• **Assignment**:
Scan the entries for the word "project", and copy every line where it appears.

*** Exercise input

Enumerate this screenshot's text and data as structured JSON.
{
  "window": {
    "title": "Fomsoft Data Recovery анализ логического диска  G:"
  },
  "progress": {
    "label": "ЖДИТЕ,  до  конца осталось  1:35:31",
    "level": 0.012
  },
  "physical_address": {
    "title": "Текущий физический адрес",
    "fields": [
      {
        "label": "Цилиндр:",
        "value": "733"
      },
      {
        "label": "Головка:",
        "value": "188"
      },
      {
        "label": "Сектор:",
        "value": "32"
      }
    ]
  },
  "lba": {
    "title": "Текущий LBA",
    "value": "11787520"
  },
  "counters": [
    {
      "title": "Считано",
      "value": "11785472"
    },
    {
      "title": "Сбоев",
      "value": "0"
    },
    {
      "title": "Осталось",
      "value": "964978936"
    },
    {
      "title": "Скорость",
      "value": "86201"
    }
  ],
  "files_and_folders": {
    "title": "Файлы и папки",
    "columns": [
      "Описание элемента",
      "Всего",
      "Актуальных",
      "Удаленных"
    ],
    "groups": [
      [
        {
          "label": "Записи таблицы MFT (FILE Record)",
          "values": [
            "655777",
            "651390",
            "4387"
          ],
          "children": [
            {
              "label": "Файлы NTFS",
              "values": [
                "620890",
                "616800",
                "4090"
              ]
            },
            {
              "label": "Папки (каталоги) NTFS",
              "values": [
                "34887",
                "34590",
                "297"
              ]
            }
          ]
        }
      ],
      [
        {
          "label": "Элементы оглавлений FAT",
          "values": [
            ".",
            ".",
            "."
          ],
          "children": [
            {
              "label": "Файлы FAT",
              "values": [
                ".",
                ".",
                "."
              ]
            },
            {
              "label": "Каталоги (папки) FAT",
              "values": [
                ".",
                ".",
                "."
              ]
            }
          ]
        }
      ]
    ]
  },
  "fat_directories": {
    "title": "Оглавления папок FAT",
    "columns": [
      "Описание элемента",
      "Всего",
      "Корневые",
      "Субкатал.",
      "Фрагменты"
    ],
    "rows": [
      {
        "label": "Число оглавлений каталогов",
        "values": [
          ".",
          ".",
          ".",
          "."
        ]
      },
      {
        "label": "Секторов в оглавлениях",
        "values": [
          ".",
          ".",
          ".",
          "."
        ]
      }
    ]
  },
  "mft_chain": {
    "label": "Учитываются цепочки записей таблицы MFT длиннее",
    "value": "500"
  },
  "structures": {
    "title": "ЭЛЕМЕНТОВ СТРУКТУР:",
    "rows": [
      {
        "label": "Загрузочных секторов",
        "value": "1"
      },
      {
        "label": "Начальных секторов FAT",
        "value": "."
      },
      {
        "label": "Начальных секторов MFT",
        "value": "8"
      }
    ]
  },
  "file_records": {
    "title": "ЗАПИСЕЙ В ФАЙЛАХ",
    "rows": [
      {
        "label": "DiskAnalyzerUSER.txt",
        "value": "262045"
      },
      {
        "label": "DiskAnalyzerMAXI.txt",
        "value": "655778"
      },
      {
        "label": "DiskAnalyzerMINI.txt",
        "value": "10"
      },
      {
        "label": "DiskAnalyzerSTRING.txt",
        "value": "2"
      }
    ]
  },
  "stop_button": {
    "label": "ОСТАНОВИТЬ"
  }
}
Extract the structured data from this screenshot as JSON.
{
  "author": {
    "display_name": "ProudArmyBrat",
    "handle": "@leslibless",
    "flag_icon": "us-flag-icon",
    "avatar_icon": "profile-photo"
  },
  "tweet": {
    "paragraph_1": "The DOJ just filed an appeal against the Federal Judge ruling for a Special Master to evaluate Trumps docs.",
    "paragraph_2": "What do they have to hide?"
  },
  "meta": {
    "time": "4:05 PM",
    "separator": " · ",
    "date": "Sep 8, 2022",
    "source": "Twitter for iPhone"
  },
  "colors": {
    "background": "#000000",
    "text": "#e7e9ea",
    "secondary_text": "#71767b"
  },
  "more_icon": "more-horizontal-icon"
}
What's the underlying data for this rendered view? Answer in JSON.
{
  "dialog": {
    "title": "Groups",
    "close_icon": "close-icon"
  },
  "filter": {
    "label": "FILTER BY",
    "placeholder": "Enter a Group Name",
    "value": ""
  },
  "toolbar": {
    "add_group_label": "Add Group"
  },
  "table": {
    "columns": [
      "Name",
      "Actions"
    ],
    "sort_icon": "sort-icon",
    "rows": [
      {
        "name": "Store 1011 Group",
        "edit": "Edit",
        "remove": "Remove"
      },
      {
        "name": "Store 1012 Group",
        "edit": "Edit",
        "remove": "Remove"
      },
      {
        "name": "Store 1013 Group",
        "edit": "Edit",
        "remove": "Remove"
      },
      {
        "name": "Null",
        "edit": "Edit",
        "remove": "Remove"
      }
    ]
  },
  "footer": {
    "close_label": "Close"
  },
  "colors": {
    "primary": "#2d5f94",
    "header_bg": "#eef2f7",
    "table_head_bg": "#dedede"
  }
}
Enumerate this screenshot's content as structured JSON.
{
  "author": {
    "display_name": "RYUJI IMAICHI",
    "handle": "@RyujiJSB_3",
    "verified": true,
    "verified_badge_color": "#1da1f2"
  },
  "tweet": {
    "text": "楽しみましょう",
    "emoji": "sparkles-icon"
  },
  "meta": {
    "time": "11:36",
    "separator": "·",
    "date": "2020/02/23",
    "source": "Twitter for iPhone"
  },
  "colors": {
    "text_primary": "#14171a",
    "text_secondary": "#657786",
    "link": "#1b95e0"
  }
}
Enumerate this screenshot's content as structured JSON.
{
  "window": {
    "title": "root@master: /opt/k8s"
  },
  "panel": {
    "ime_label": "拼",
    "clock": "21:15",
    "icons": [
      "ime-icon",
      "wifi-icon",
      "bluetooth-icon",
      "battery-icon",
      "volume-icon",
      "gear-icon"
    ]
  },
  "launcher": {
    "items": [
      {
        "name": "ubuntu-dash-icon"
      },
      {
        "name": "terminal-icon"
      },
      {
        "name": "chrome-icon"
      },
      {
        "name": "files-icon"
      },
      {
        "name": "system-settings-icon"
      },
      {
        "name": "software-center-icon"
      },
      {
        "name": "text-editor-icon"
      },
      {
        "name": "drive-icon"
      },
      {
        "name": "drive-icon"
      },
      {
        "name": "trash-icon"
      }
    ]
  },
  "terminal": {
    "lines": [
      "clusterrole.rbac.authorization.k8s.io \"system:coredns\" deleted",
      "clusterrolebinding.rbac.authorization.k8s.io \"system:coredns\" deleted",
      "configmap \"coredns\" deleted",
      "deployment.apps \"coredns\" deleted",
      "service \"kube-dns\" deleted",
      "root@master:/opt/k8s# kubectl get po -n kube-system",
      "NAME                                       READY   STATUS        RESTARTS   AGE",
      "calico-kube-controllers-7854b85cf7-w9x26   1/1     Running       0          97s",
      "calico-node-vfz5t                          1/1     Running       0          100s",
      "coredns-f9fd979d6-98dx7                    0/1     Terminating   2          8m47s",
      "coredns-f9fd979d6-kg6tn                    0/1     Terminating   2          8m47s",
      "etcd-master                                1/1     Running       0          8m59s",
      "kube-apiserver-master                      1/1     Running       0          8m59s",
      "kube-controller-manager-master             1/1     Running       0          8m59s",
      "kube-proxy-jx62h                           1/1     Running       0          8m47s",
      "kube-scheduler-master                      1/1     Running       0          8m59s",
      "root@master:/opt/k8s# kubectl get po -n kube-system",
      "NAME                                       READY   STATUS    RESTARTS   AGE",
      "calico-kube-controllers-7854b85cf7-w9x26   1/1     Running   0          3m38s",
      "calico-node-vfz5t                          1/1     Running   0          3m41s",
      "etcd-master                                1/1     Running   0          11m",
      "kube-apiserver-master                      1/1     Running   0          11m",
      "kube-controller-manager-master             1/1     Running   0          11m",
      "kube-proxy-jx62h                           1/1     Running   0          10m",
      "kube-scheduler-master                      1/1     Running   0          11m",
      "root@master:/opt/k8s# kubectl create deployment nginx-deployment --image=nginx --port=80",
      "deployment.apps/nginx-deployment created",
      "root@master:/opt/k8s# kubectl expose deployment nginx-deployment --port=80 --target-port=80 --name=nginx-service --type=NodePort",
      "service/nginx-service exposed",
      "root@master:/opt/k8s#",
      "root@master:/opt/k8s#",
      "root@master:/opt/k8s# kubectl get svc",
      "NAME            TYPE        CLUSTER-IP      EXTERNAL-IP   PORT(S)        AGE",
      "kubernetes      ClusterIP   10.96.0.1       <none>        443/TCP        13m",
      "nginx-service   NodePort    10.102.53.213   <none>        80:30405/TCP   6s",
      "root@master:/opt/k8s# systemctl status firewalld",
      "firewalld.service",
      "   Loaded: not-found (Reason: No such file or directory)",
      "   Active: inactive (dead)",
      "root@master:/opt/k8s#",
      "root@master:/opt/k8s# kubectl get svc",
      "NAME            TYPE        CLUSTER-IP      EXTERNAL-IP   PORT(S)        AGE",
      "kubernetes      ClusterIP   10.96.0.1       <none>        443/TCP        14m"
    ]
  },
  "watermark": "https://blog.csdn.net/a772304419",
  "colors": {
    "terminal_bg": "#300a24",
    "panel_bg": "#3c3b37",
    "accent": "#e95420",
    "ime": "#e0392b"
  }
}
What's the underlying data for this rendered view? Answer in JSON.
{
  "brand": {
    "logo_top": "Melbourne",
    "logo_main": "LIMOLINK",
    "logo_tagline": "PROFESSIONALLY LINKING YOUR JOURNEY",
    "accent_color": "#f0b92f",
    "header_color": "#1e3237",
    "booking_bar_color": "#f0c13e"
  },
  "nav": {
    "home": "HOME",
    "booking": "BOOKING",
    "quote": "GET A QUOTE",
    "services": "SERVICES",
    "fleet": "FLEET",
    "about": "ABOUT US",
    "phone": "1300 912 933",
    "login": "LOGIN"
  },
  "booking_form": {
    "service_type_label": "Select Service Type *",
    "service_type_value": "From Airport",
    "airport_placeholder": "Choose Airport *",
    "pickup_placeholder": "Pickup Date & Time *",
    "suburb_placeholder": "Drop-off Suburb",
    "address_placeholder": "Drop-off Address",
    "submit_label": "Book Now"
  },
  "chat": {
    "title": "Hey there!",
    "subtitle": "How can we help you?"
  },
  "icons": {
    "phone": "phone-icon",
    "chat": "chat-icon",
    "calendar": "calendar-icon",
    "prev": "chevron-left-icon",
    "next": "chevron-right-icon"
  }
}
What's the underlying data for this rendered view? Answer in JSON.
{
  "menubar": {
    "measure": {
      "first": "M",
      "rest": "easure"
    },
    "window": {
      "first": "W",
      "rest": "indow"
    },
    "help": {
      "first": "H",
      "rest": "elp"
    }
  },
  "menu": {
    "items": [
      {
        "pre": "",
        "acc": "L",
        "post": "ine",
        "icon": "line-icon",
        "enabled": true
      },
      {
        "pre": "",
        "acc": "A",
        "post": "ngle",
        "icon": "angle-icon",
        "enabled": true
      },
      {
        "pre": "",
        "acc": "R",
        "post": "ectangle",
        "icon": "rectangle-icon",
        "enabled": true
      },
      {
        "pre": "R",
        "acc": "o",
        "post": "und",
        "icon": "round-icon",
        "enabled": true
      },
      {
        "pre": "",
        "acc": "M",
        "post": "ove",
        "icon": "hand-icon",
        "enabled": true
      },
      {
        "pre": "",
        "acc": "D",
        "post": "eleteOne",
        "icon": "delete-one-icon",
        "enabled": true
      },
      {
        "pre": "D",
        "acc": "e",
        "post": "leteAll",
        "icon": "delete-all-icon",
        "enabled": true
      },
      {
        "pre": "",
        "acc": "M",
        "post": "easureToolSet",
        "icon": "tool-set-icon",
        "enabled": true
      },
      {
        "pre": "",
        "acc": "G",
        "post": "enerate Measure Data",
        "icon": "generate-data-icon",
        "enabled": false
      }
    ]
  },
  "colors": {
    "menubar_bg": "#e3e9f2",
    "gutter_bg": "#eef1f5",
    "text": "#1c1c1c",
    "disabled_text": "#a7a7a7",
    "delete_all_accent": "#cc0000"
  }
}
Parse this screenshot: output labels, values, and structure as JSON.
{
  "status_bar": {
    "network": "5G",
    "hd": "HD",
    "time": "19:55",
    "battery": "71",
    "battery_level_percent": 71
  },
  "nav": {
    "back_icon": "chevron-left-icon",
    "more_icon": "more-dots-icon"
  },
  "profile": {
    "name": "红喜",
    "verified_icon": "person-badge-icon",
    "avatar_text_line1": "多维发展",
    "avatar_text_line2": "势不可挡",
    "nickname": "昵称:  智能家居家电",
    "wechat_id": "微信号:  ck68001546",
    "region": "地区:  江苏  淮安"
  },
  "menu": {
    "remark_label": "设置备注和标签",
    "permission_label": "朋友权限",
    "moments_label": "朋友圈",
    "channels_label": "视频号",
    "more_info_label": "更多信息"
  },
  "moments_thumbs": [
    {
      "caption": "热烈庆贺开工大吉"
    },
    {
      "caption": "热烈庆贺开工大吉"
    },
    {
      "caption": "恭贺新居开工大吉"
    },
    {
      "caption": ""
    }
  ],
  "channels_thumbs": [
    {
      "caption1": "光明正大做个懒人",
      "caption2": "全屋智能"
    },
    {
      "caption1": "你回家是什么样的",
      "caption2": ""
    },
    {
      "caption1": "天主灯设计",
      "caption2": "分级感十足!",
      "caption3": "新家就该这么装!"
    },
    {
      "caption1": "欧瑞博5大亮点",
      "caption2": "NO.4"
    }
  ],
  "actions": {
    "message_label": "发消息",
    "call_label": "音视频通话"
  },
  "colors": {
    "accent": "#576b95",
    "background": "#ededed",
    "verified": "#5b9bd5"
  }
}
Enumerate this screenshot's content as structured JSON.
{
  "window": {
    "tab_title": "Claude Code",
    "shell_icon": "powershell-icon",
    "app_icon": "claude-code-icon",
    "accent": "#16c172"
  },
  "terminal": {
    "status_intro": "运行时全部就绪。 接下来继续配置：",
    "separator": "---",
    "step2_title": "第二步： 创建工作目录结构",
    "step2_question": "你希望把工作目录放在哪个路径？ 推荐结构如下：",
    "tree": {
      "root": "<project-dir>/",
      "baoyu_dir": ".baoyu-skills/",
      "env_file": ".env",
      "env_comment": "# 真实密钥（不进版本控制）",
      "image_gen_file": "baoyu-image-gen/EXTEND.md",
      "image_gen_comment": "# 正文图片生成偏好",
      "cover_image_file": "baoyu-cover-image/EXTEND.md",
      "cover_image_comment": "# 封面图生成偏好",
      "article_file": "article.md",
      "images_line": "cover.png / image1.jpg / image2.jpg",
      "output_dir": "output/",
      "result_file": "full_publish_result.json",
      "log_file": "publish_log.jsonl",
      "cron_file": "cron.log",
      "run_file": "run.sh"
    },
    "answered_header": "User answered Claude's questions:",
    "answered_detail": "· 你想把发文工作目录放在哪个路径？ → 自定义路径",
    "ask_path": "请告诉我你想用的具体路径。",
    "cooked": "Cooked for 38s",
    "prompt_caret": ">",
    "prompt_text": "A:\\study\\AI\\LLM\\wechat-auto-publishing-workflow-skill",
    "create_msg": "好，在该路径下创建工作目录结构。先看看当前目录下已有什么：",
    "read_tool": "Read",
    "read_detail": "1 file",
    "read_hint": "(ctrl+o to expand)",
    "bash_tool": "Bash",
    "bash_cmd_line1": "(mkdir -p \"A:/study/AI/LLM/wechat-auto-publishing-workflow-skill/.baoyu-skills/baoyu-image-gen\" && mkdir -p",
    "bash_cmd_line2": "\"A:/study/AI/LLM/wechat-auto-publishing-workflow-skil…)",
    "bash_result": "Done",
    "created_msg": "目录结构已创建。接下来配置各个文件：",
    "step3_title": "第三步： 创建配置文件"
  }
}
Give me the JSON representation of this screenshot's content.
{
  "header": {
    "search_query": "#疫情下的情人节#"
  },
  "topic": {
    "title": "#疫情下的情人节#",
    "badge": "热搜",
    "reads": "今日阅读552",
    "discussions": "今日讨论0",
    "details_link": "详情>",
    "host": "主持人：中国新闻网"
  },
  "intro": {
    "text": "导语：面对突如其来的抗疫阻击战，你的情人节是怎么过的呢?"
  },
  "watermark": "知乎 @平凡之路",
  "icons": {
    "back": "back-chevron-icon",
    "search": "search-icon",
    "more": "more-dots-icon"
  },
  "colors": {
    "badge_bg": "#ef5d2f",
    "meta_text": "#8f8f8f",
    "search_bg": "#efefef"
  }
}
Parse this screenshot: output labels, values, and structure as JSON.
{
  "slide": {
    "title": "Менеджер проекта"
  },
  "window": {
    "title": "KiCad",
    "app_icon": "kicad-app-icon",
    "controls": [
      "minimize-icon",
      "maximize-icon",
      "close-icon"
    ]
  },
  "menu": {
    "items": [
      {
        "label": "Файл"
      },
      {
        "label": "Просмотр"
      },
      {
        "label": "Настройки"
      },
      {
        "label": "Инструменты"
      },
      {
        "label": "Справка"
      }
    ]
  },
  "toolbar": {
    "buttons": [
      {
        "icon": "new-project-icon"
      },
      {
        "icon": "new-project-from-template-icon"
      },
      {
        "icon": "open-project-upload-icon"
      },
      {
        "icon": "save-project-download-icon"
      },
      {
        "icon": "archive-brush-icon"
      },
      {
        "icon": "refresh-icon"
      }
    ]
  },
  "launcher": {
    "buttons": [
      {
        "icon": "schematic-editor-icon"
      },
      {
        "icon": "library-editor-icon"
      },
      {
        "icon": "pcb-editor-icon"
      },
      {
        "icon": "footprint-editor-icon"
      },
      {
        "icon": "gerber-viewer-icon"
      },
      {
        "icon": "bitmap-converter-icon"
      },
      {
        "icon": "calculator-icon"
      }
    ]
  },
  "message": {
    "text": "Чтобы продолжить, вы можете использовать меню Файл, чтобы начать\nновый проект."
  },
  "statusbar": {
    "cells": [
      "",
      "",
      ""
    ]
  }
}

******

• **Response to this task**:
      "root": "<project-dir>/",
        "icon": "new-project-icon"
        "icon": "new-project-from-template-icon"
        "icon": "open-project-upload-icon"
        "icon": "save-project-download-icon"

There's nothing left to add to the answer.